Sunlabob installs solar-powered LED streetlights in northwest Laos
Sunlabob engineers recently completed the installation of two solar-powered LED street lighting systems at a provincial forestry checkpoint in Sayaboury, a northwest province of Laos. The new source of lighting allows inspectors from the Provincial Agriculture and Forestry Office to more effectively conduct its roadside checkpoint duties during the night.
The solar-powered LEDs contribute to Climate Protection through Avoided Deforestation (CliPAD), a program in partnership between Deutsche Gesellschaft für Internationale Zusammenarbeit (GIZ) and the Department of Forestry, Lao PDR.
Decentralized renewable energy key topic at Myanmar Power & Electricity Summit
Sunlabob this week spoke about the viability of renewable energy-based rural electrification at the Myanmar Power & Electricity Summit held in Yangon.
Represented by Evan Scandling, Head of Communications, Sunlabob conveyed the message that decentralized renewable energy –particularly solar photovoltaic power and small hydropower mini-grids – holds significant potential in Myanmar, a country currently with more than 40 million people not connected to the national electricity grid.

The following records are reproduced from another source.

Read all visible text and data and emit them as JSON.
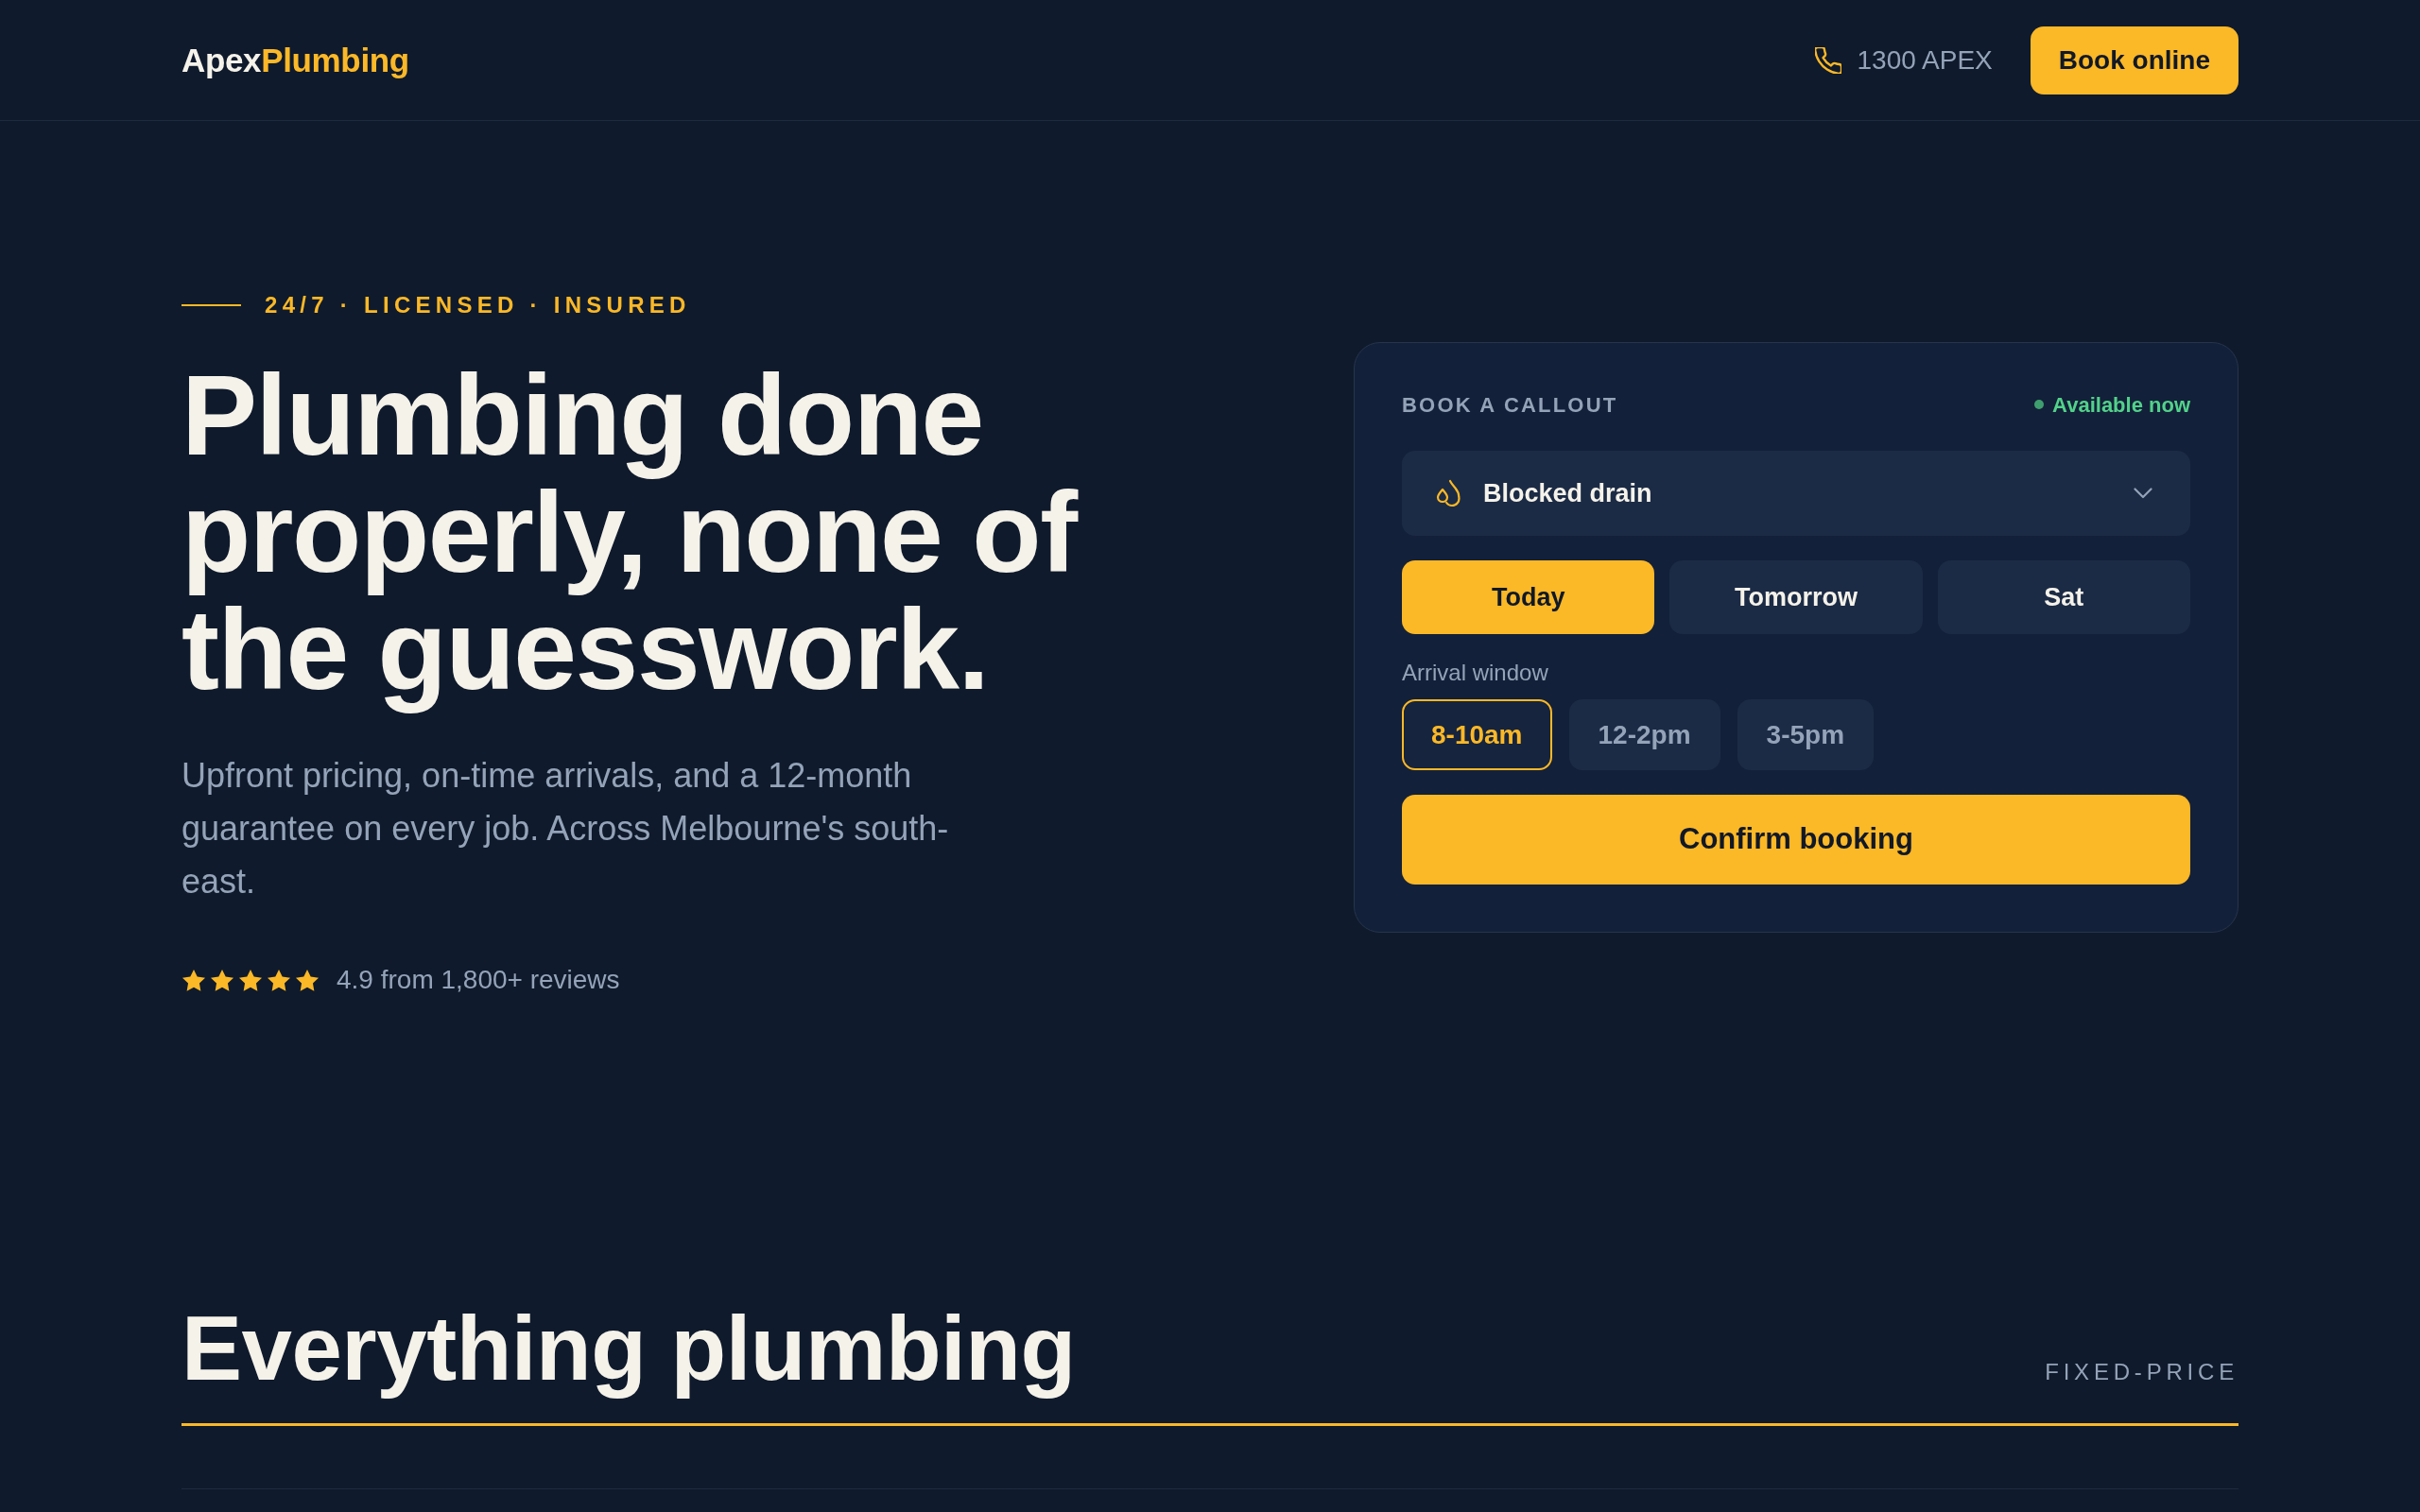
{
  "header": {
    "logo": {
      "primary": "Apex",
      "accent": "Plumbing"
    },
    "phone": "1300 APEX",
    "cta": "Book online"
  },
  "hero": {
    "eyebrow": "24/7 · LICENSED · INSURED",
    "headline": "Plumbing done properly, none of the guesswork.",
    "description": "Upfront pricing, on-time arrivals, and a 12-month guarantee on every job. Across Melbourne's south-east.",
    "rating": {
      "stars": 5,
      "text": "4.9 from 1,800+ reviews"
    }
  },
  "booking_card": {
    "title": "BOOK A CALLOUT",
    "availability": "Available now",
    "service_select": {
      "value": "Blocked drain"
    },
    "days": [
      {
        "label": "Today",
        "selected": true
      },
      {
        "label": "Tomorrow",
        "selected": false
      },
      {
        "label": "Sat",
        "selected": false
      }
    ],
    "arrival_label": "Arrival window",
    "arrival_windows": [
      {
        "label": "8-10am",
        "selected": true
      },
      {
        "label": "12-2pm",
        "selected": false
      },
      {
        "label": "3-5pm",
        "selected": false
      }
    ],
    "confirm": "Confirm booking"
  },
  "services_section": {
    "title": "Everything plumbing",
    "tag": "FIXED-PRICE"
  }
}
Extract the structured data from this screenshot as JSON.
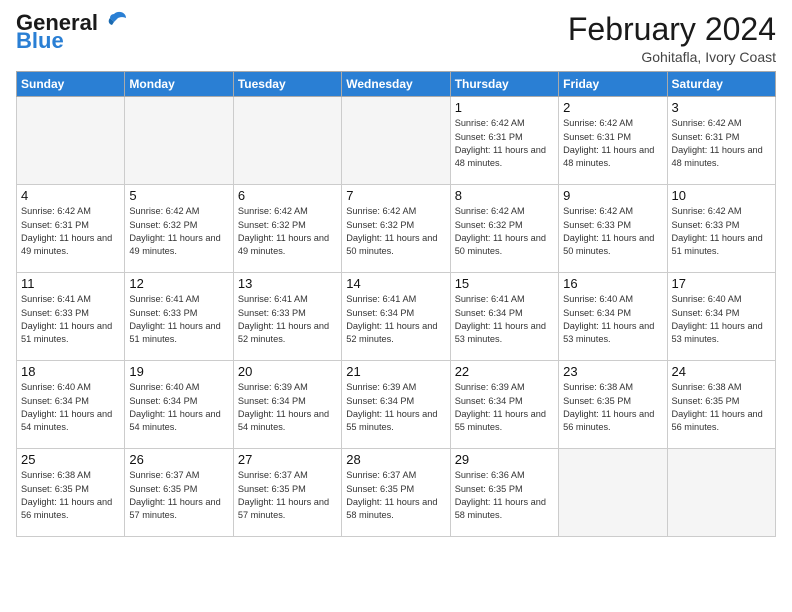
{
  "header": {
    "logo_general": "General",
    "logo_blue": "Blue",
    "month_title": "February 2024",
    "location": "Gohitafla, Ivory Coast"
  },
  "weekdays": [
    "Sunday",
    "Monday",
    "Tuesday",
    "Wednesday",
    "Thursday",
    "Friday",
    "Saturday"
  ],
  "weeks": [
    [
      {
        "day": "",
        "info": ""
      },
      {
        "day": "",
        "info": ""
      },
      {
        "day": "",
        "info": ""
      },
      {
        "day": "",
        "info": ""
      },
      {
        "day": "1",
        "info": "Sunrise: 6:42 AM\nSunset: 6:31 PM\nDaylight: 11 hours and 48 minutes."
      },
      {
        "day": "2",
        "info": "Sunrise: 6:42 AM\nSunset: 6:31 PM\nDaylight: 11 hours and 48 minutes."
      },
      {
        "day": "3",
        "info": "Sunrise: 6:42 AM\nSunset: 6:31 PM\nDaylight: 11 hours and 48 minutes."
      }
    ],
    [
      {
        "day": "4",
        "info": "Sunrise: 6:42 AM\nSunset: 6:31 PM\nDaylight: 11 hours and 49 minutes."
      },
      {
        "day": "5",
        "info": "Sunrise: 6:42 AM\nSunset: 6:32 PM\nDaylight: 11 hours and 49 minutes."
      },
      {
        "day": "6",
        "info": "Sunrise: 6:42 AM\nSunset: 6:32 PM\nDaylight: 11 hours and 49 minutes."
      },
      {
        "day": "7",
        "info": "Sunrise: 6:42 AM\nSunset: 6:32 PM\nDaylight: 11 hours and 50 minutes."
      },
      {
        "day": "8",
        "info": "Sunrise: 6:42 AM\nSunset: 6:32 PM\nDaylight: 11 hours and 50 minutes."
      },
      {
        "day": "9",
        "info": "Sunrise: 6:42 AM\nSunset: 6:33 PM\nDaylight: 11 hours and 50 minutes."
      },
      {
        "day": "10",
        "info": "Sunrise: 6:42 AM\nSunset: 6:33 PM\nDaylight: 11 hours and 51 minutes."
      }
    ],
    [
      {
        "day": "11",
        "info": "Sunrise: 6:41 AM\nSunset: 6:33 PM\nDaylight: 11 hours and 51 minutes."
      },
      {
        "day": "12",
        "info": "Sunrise: 6:41 AM\nSunset: 6:33 PM\nDaylight: 11 hours and 51 minutes."
      },
      {
        "day": "13",
        "info": "Sunrise: 6:41 AM\nSunset: 6:33 PM\nDaylight: 11 hours and 52 minutes."
      },
      {
        "day": "14",
        "info": "Sunrise: 6:41 AM\nSunset: 6:34 PM\nDaylight: 11 hours and 52 minutes."
      },
      {
        "day": "15",
        "info": "Sunrise: 6:41 AM\nSunset: 6:34 PM\nDaylight: 11 hours and 53 minutes."
      },
      {
        "day": "16",
        "info": "Sunrise: 6:40 AM\nSunset: 6:34 PM\nDaylight: 11 hours and 53 minutes."
      },
      {
        "day": "17",
        "info": "Sunrise: 6:40 AM\nSunset: 6:34 PM\nDaylight: 11 hours and 53 minutes."
      }
    ],
    [
      {
        "day": "18",
        "info": "Sunrise: 6:40 AM\nSunset: 6:34 PM\nDaylight: 11 hours and 54 minutes."
      },
      {
        "day": "19",
        "info": "Sunrise: 6:40 AM\nSunset: 6:34 PM\nDaylight: 11 hours and 54 minutes."
      },
      {
        "day": "20",
        "info": "Sunrise: 6:39 AM\nSunset: 6:34 PM\nDaylight: 11 hours and 54 minutes."
      },
      {
        "day": "21",
        "info": "Sunrise: 6:39 AM\nSunset: 6:34 PM\nDaylight: 11 hours and 55 minutes."
      },
      {
        "day": "22",
        "info": "Sunrise: 6:39 AM\nSunset: 6:34 PM\nDaylight: 11 hours and 55 minutes."
      },
      {
        "day": "23",
        "info": "Sunrise: 6:38 AM\nSunset: 6:35 PM\nDaylight: 11 hours and 56 minutes."
      },
      {
        "day": "24",
        "info": "Sunrise: 6:38 AM\nSunset: 6:35 PM\nDaylight: 11 hours and 56 minutes."
      }
    ],
    [
      {
        "day": "25",
        "info": "Sunrise: 6:38 AM\nSunset: 6:35 PM\nDaylight: 11 hours and 56 minutes."
      },
      {
        "day": "26",
        "info": "Sunrise: 6:37 AM\nSunset: 6:35 PM\nDaylight: 11 hours and 57 minutes."
      },
      {
        "day": "27",
        "info": "Sunrise: 6:37 AM\nSunset: 6:35 PM\nDaylight: 11 hours and 57 minutes."
      },
      {
        "day": "28",
        "info": "Sunrise: 6:37 AM\nSunset: 6:35 PM\nDaylight: 11 hours and 58 minutes."
      },
      {
        "day": "29",
        "info": "Sunrise: 6:36 AM\nSunset: 6:35 PM\nDaylight: 11 hours and 58 minutes."
      },
      {
        "day": "",
        "info": ""
      },
      {
        "day": "",
        "info": ""
      }
    ]
  ]
}
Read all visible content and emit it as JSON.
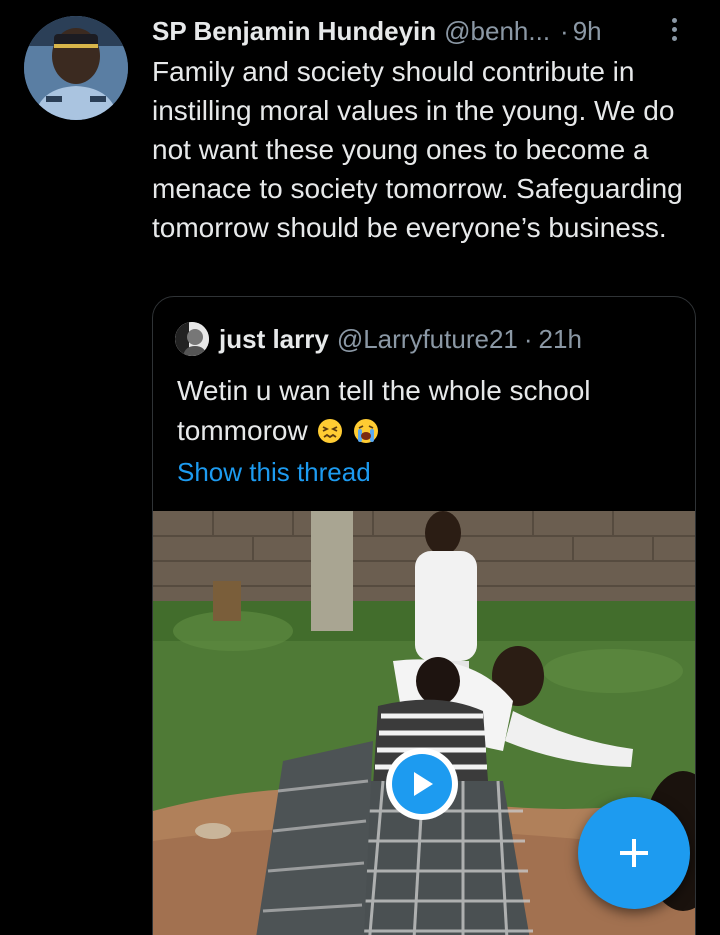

“Off-grid renewable energy is impossible to ignore as Myanmar develops its roadmap for electrification,” said Scandling. “The country has the right natural resources, a huge customer base that is demanding reliable energy supply and a long time horizon for extending the centralized national grid. Mini-grids will play a significant role in answering the electrification needs of Myanmar.”
Sunlabob brings rural renewable energy perspective to World Future Energy Summit
As part of Abu Dhabi Sustainability Week, the Middle East’s largest gathering about renewable energy, water scarcity and sustainable development, Sunlabob participated in several of the week’s events, bringing a unique on-the-ground view of renewable energy development in rural, remote areas of the world.
Sunlabob spoke on two panel discussions within the World Future Energy Summit, a conference and exhibition now in its seventh year attracting more than 20,000 business, civic and political leaders from around the globe to the United Arab Emirates to focus on clean technology and renewable energy issues. The week’s events also attracted six presidents, three prime ministers, 67 ministers and the heads of 144 international delegations.
Sunlabob helps launch new IRENA “Coalition for Action” as founding member
As part of the International Renewable Energy Agency’s (IRENA) annual Assembly in Abu Dhabi, UAE, Sunlabob joined 35 other leading renewable energy advocates from both industry and civil society to launch the “Coalition for Action to Bolster Public Support for Renewable Energy.”
The Coalition – which was ratified by the Heads of State and Ministers from over 150 countries as well as representatives from 120 international organizations gathered for the IRENA Assembly – aims to communicate clear messages about renewable energy with both the public and policymakers around the world.
Opinion: The case for renewable energy mini-grids in rural electrification
By Evan Scandling, Head of Communications, Sunlabob Renewable Energy
Two of the heaviest hitters within the international development world – the United Nations and the World Bank – recently came together to underscore their efforts to activate financing dedicated to delivering modern energy access by 2030 to the 1 in 5 people globally currently living without electricity.
World Bank Group President Jim Yong Kim made it clear that an additional $600-$800 billion a year between now and 2030 will be needed from government, international agencies, civil society and the private sector to achieve universal electrification, as well as double renewable energy adoption and energy efficiency.
What hasn’t yet been made clear is how that financing will be targeted. Historically, donor aid and financing has spent hundreds of billions of dollars on energy infrastructure – but oftentimes the rural poor don’t reap the benefits. Only 8 percent of the World Bank’s energy financing in 2012 targeted the poor.